Web page and app entries:
--- START ---

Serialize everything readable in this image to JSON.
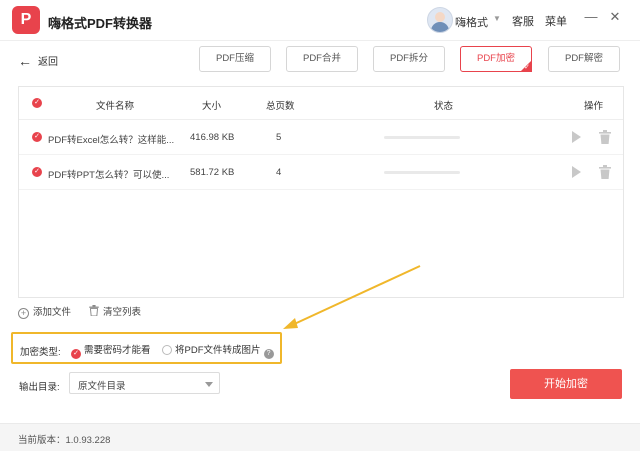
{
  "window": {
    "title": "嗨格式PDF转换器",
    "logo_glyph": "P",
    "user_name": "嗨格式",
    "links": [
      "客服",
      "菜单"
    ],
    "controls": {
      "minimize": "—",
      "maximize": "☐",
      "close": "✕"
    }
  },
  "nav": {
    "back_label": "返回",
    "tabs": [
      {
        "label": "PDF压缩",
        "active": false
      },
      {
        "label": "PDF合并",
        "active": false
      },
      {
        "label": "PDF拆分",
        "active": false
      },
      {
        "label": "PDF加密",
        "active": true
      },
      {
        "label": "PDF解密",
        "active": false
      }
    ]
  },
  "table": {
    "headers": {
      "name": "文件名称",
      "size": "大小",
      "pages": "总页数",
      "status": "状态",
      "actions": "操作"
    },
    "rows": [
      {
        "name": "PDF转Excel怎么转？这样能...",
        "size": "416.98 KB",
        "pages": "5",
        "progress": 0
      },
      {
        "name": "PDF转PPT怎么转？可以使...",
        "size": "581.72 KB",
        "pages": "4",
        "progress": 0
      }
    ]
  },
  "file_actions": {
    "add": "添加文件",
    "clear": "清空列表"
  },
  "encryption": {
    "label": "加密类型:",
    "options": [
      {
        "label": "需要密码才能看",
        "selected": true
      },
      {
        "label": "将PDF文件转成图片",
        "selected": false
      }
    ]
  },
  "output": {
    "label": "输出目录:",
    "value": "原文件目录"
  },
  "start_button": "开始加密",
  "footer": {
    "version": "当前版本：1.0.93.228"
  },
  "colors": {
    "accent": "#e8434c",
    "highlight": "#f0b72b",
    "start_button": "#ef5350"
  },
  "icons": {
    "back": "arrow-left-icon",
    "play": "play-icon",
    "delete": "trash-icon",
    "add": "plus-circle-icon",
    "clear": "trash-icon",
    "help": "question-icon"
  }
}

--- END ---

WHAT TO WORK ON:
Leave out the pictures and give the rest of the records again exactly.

OUTPUT OF THE EXERCISE:
Serialize everything readable in this image to JSON.
{
  "window": {
    "title": "嗨格式PDF转换器",
    "logo_glyph": "P",
    "user_name": "嗨格式",
    "links": [
      "客服",
      "菜单"
    ],
    "controls": {
      "minimize": "—",
      "maximize": "☐",
      "close": "✕"
    }
  },
  "nav": {
    "back_label": "返回",
    "tabs": [
      {
        "label": "PDF压缩",
        "active": false
      },
      {
        "label": "PDF合并",
        "active": false
      },
      {
        "label": "PDF拆分",
        "active": false
      },
      {
        "label": "PDF加密",
        "active": true
      },
      {
        "label": "PDF解密",
        "active": false
      }
    ]
  },
  "table": {
    "headers": {
      "name": "文件名称",
      "size": "大小",
      "pages": "总页数",
      "status": "状态",
      "actions": "操作"
    },
    "rows": [
      {
        "name": "PDF转Excel怎么转？这样能...",
        "size": "416.98 KB",
        "pages": "5",
        "progress": 0
      },
      {
        "name": "PDF转PPT怎么转？可以使...",
        "size": "581.72 KB",
        "pages": "4",
        "progress": 0
      }
    ]
  },
  "file_actions": {
    "add": "添加文件",
    "clear": "清空列表"
  },
  "encryption": {
    "label": "加密类型:",
    "options": [
      {
        "label": "需要密码才能看",
        "selected": true
      },
      {
        "label": "将PDF文件转成图片",
        "selected": false
      }
    ]
  },
  "output": {
    "label": "输出目录:",
    "value": "原文件目录"
  },
  "start_button": "开始加密",
  "footer": {
    "version": "当前版本：1.0.93.228"
  },
  "colors": {
    "accent": "#e8434c",
    "highlight": "#f0b72b",
    "start_button": "#ef5350"
  },
  "icons": {
    "back": "arrow-left-icon",
    "play": "play-icon",
    "delete": "trash-icon",
    "add": "plus-circle-icon",
    "clear": "trash-icon",
    "help": "question-icon"
  }
}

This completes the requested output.